** Opening Source data block **

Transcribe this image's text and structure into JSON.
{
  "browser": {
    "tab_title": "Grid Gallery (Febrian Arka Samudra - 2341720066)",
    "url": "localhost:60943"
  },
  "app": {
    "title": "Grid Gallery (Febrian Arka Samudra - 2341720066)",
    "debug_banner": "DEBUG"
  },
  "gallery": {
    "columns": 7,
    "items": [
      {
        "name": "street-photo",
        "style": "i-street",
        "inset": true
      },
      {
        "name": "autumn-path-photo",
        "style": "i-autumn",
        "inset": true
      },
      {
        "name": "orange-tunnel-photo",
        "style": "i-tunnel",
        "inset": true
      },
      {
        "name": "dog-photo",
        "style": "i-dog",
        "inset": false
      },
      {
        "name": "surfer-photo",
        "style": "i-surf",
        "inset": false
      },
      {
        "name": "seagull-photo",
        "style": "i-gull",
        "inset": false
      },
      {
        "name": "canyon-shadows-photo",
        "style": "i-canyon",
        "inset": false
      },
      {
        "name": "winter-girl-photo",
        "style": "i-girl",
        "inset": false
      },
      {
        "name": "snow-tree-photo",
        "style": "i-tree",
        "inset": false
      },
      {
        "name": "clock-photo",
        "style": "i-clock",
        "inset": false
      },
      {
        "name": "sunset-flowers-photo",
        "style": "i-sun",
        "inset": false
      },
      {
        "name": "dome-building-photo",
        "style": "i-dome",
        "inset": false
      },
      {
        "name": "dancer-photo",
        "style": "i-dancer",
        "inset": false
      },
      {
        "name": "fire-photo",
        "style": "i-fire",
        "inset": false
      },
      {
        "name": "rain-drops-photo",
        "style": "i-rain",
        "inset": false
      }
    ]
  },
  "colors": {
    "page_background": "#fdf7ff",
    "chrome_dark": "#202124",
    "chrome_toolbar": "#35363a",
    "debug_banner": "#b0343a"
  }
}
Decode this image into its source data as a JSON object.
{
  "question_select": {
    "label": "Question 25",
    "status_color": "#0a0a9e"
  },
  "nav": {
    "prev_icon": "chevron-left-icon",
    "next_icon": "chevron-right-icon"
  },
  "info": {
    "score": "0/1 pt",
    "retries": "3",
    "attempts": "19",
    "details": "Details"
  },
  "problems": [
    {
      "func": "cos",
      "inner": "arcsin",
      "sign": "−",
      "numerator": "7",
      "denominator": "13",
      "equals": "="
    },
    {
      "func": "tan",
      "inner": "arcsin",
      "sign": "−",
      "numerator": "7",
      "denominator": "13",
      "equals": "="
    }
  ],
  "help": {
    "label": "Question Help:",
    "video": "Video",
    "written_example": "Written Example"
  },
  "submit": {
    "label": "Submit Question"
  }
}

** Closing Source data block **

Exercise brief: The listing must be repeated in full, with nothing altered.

Exercise response:
Transcribe this image's text and structure into JSON.
{
  "browser": {
    "tab_title": "Grid Gallery (Febrian Arka Samudra - 2341720066)",
    "url": "localhost:60943"
  },
  "app": {
    "title": "Grid Gallery (Febrian Arka Samudra - 2341720066)",
    "debug_banner": "DEBUG"
  },
  "gallery": {
    "columns": 7,
    "items": [
      {
        "name": "street-photo",
        "style": "i-street",
        "inset": true
      },
      {
        "name": "autumn-path-photo",
        "style": "i-autumn",
        "inset": true
      },
      {
        "name": "orange-tunnel-photo",
        "style": "i-tunnel",
        "inset": true
      },
      {
        "name": "dog-photo",
        "style": "i-dog",
        "inset": false
      },
      {
        "name": "surfer-photo",
        "style": "i-surf",
        "inset": false
      },
      {
        "name": "seagull-photo",
        "style": "i-gull",
        "inset": false
      },
      {
        "name": "canyon-shadows-photo",
        "style": "i-canyon",
        "inset": false
      },
      {
        "name": "winter-girl-photo",
        "style": "i-girl",
        "inset": false
      },
      {
        "name": "snow-tree-photo",
        "style": "i-tree",
        "inset": false
      },
      {
        "name": "clock-photo",
        "style": "i-clock",
        "inset": false
      },
      {
        "name": "sunset-flowers-photo",
        "style": "i-sun",
        "inset": false
      },
      {
        "name": "dome-building-photo",
        "style": "i-dome",
        "inset": false
      },
      {
        "name": "dancer-photo",
        "style": "i-dancer",
        "inset": false
      },
      {
        "name": "fire-photo",
        "style": "i-fire",
        "inset": false
      },
      {
        "name": "rain-drops-photo",
        "style": "i-rain",
        "inset": false
      }
    ]
  },
  "colors": {
    "page_background": "#fdf7ff",
    "chrome_dark": "#202124",
    "chrome_toolbar": "#35363a",
    "debug_banner": "#b0343a"
  }
}
Decode this image into its source data as a JSON object.
{
  "question_select": {
    "label": "Question 25",
    "status_color": "#0a0a9e"
  },
  "nav": {
    "prev_icon": "chevron-left-icon",
    "next_icon": "chevron-right-icon"
  },
  "info": {
    "score": "0/1 pt",
    "retries": "3",
    "attempts": "19",
    "details": "Details"
  },
  "problems": [
    {
      "func": "cos",
      "inner": "arcsin",
      "sign": "−",
      "numerator": "7",
      "denominator": "13",
      "equals": "="
    },
    {
      "func": "tan",
      "inner": "arcsin",
      "sign": "−",
      "numerator": "7",
      "denominator": "13",
      "equals": "="
    }
  ],
  "help": {
    "label": "Question Help:",
    "video": "Video",
    "written_example": "Written Example"
  },
  "submit": {
    "label": "Submit Question"
  }
}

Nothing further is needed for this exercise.